When a certain will was being signed, it was alleged that the testator and some subscribing witnesses were in the inner room while the other subscribing witnesses were in the outer room. What separates the inner room from the outer room was a curtain. The trial court ignored this fact in its determination of the case as it ruled that the determination of this specific fact will not affect the outcome of the case.
ISSUE: What is the true test of the testator’s or the witness’ presence in the signing of a will?
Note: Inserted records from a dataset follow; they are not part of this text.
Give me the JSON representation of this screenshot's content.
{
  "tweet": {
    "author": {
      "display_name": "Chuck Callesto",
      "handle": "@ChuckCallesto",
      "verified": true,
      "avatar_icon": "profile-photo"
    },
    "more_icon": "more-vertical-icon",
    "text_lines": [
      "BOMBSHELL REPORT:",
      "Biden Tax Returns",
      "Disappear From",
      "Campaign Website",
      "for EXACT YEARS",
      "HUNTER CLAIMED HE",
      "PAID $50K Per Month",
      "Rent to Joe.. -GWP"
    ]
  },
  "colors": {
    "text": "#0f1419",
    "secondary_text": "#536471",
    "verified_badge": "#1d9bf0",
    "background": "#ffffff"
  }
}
HELD: The Supreme Court emphasized that the true test of presence of the testator and the witnesses in the execution of a will is not whether they actually saw each other sign, but whether they might have seen each other sign, had they chosen to do so, considering their mental and physical condition and position with relation to each other at the moment of inscription of each signature.
The position of the parties with relation to each other at the moment of the subscription of each signature, must be such that they may see each other sign if they choose to do so.
The Supreme Court, in this case, determined that all the parties were in the same small room when each other signed. Hence, they were in each other’s presence (though the facts of the case didn’t elaborate – the SC just ruled so). The SC ruled that if some of the witnesses were really in the outer room (a fact which was not established according to the SC) separated by a curtain, then the will is invalid, the attaching of those signatures under circumstances not being done “in the presence” of the witness in the outer room.
Find Uber Digests on Facebook!
Digests and other resources within this site are licensed under a Creative Commons Attribution-NonCommercial-ShareAlike License unless otherwise indicated.